And yet, on the other big concern of 2020 – the economic slowdown -Trump was successful in sending out the message that he was far better placed than his political rival to get the growth curve to rise once again. America’s COVID count maybe unconscionable but the country has been able to pull out of a potential recessionary spiral faster than expected. With the economy reviving – latest figures indicate a sharp decline in unemployment levels too – Trump was able to spread optimism that the American spirit of free enterprise would triumph eventually.

The strongman image, in that sense, is both asset and liability. People still remain attracted to leaders who we think will get the job done, whose buoyant persona exudes a sense of self-confidence and authority. At times, their demeanour displays bluster rather than expertise, false bravado rather than concrete action, and yet they retain an aura of indestructibility. Trump’s shrill rhetoric and openly divisive campaign is dangerous for a plural society but it also allows a canny politician to prey on fears and xenophobic prejudices of a ‘white’ America. To what extent can these diverse popular sentiments be captured without compromising on one’s own personal biases is critical while judging the mood of a nation. The bubble in which many of us live, especially on social media, has created the distinct possibility where we may actually be carried away by only tracking those who share our ideological beliefs above all else.
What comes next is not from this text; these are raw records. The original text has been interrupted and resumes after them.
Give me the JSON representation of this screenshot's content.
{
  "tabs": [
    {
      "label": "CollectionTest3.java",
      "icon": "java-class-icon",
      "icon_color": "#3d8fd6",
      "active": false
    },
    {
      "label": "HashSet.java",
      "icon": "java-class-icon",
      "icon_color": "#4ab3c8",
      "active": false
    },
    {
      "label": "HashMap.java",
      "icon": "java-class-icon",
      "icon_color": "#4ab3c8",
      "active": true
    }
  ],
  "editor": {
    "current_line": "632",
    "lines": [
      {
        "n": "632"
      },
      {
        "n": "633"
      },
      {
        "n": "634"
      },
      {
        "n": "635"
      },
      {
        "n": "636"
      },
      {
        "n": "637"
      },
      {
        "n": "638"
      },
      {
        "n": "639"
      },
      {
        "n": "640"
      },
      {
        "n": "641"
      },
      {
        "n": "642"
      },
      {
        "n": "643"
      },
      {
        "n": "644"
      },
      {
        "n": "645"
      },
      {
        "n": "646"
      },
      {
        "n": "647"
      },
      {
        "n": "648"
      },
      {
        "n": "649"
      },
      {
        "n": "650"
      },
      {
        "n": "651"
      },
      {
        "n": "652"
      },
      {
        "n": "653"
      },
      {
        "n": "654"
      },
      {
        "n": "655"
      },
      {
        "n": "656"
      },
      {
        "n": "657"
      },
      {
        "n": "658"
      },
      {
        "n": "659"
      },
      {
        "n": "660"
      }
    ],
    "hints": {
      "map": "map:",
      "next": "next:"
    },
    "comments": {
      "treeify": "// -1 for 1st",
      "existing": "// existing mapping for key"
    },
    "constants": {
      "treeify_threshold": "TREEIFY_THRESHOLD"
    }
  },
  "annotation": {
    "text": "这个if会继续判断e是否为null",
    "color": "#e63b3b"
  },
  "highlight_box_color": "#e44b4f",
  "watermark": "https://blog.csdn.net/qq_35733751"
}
In his latest best-seller ‘Rage’, journalist Bob Woodward of Watergate fame decodes the Trump presidency in telling fashion: “All presidents have a large obligation to inform, warn, protect, to define goals and the true national interest. It should be a truth-telling response to the world, especially in a crisis. Trump has, instead, enshrined personal impulse as a governing principle of his presidency. When his performance as a President is taken in its entirety, I can reach only one conclusion: Trump is the wrong man for the job!” Woodward is not wrong in his assessment: it’s just that in a deeply divided nation not every American shares his view. Unfortunately, smug pollsters and a partisan media never reconciled to this stark reality of divided states of America.
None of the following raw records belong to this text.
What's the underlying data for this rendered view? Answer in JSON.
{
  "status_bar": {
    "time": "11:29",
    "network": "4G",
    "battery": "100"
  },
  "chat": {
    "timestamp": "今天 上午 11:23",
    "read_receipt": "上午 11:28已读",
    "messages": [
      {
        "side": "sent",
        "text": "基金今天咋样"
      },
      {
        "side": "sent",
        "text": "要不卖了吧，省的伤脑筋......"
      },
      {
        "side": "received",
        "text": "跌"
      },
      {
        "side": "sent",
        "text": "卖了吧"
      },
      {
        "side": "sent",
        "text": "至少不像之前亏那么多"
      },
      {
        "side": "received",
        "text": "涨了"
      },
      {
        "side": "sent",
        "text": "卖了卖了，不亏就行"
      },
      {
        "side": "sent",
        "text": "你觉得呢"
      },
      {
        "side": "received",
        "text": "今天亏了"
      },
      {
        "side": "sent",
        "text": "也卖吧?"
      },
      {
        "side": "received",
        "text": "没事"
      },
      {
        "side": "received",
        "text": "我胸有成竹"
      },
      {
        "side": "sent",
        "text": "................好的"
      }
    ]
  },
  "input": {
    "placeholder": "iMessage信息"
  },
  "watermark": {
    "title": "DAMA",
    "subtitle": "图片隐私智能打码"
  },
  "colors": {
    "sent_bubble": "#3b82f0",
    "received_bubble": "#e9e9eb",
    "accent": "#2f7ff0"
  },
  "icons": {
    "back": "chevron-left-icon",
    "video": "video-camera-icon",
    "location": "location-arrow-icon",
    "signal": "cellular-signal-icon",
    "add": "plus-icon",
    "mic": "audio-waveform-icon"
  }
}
Post-script: In the first week of May 2019, after crisscrossing the country for weeks, I did a short video blog where I forecast 300 plus seats for the BJP in the general elections. A senior journalist called to say, “I see you too have sold out, can’t you see the anti-Modi mood in the country!” After the election results, I sent the journalist a pointed message: “The mood of the country is not decided in your WhatsApp groups but in the dusty tracks of ‘real’ India.” Ditto with America.